  front to progate from this point across the cross-section.


  We model only a quarter of the tube, with mirror planes on the X- and Y-axes.

  The calculation models a cross-section of the tube, and this cross-section

  flows with the gas down the tube.


  The "cycle=10" plots allow us to see the flame-front propagating across

  the volume, which happens very quickly, and would not be seen in a

  time-interval sampling.


  While the magnitudes of the numerical values used for the various

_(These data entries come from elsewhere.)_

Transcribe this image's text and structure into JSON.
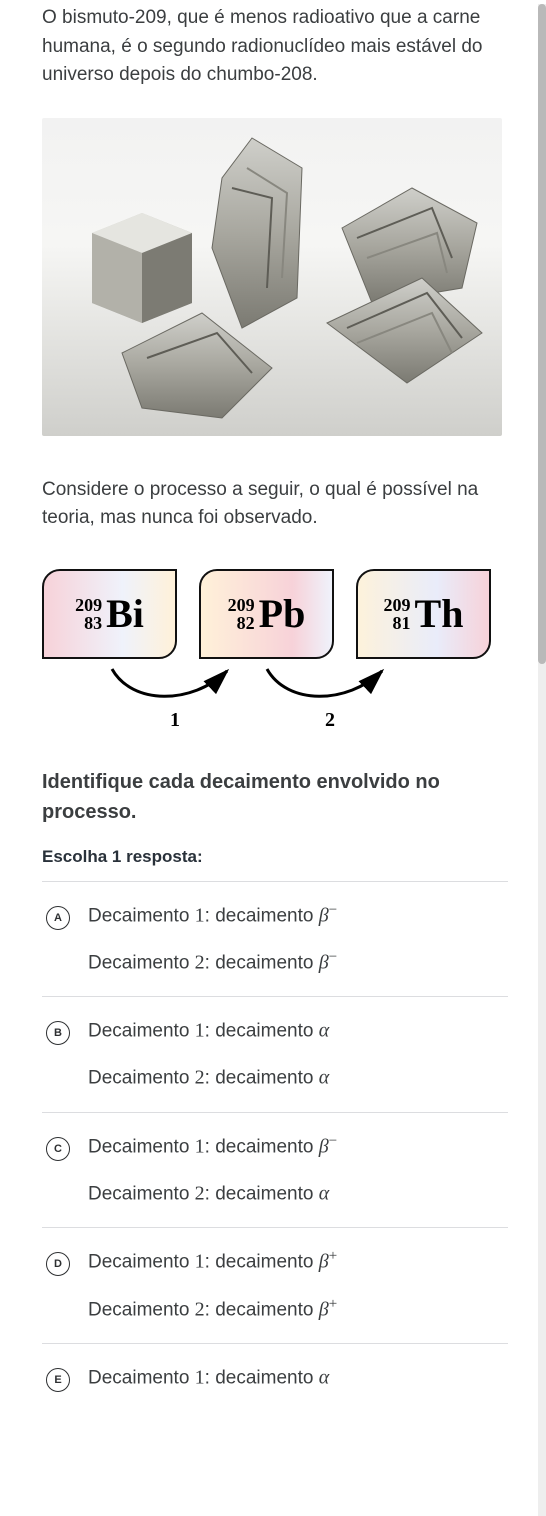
{
  "intro": {
    "p1_a": "O bismuto-",
    "p1_b": "209",
    "p1_c": ", que é menos radioativo que a carne humana, é o segundo radionuclídeo mais estável do universo depois do chumbo-",
    "p1_d": "208",
    "p1_e": "."
  },
  "para2": "Considere o processo a seguir, o qual é possível na teoria, mas nunca foi observado.",
  "tiles": [
    {
      "mass": "209",
      "atomic": "83",
      "sym": "Bi"
    },
    {
      "mass": "209",
      "atomic": "82",
      "sym": "Pb"
    },
    {
      "mass": "209",
      "atomic": "81",
      "sym": "Th"
    }
  ],
  "arrow_labels": {
    "a1": "1",
    "a2": "2"
  },
  "prompt": "Identifique cada decaimento envolvido no processo.",
  "choose_label": "Escolha 1 resposta:",
  "decay_label_prefix": "Decaimento ",
  "decay_value_prefix": ": decaimento ",
  "options": [
    {
      "letter": "A",
      "d1": "β",
      "d1sup": "−",
      "d2": "β",
      "d2sup": "−"
    },
    {
      "letter": "B",
      "d1": "α",
      "d1sup": "",
      "d2": "α",
      "d2sup": ""
    },
    {
      "letter": "C",
      "d1": "β",
      "d1sup": "−",
      "d2": "α",
      "d2sup": ""
    },
    {
      "letter": "D",
      "d1": "β",
      "d1sup": "+",
      "d2": "β",
      "d2sup": "+"
    },
    {
      "letter": "E",
      "d1": "α",
      "d1sup": "",
      "d2": "",
      "d2sup": ""
    }
  ],
  "numbers": {
    "one": "1",
    "two": "2"
  }
}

  constants including gamma are representative of those found with real

  reactions and real open tube reactors they are not meant to represent

  a particular reaction or reactor.




'Open Tube Chemical Reactor with Strip Heater'


  painted     { make color-filled contour plots }





 Lz = 1



 gamma = 16

 beta = 0.2

 betap = 0.3

 BI = 1

 T0 = 1

 TW = 0.92

{ the very nasty reaction rate: }

 RC = (1-C)*exp(gamma-gamma/Temp)  

 xev=0.96     { some plot points }


initial values





 Temp:     div(grad(Temp)) + heat + betap*RC = dt(Temp)

 C:        div(grad(C)) + beta*RC = dt(C)


region 1

  start (0,0)


  { a mirror plane on X-axis }

  natural(Temp) = 0

  natural(C) = 0

  line to (r1,0)


  { "Strip Heater" at fixed temperature }

  { ramp the boundary temp in time, because  discontinuity is costly to diffuse }

  value(Temp)=T0 + 0.2*uramp(t,t-0.05)


  natural(C)=0               { no mass flow on strip heater }

  arc(center=0,0) angle 5


  { convective cooling and no mass flow on outer arc }



  arc(center=0,0) angle 85


  { a mirror plane on Y-axis }

  natural(Temp) = 0

  natural(C) = 0

  line to (0,0) to close


time 0 to 1



for cycle=10                 { watch the fast events by cycle }


  contour(Temp) fixed range (0.9,2.5)

  contour(C) as "Completion" fixed range(0,1.1)


for t= 0.1 by 0.05 to 0.2 by 0.01 to 0.3 0.5 endtime   { show some surfaces during burn }

  contour(Temp) fixed range (0.9,2.5)

  surface(Temp) fixed range (0.9,2.5)

  contour(C) as "Completion" fixed range(0,1.1)

  surface(C) as "Completion" fixed range(0,1.1)


history(Temp) at (0,0) (xev/2,yev/2) (xev,yev) (yev/2,xev/2) (yev,xev)

history(C) at (0,0)  (xev/2,yev/2) (xev,yev) (yev/2,xev/2) (yev,xev) as "Completion"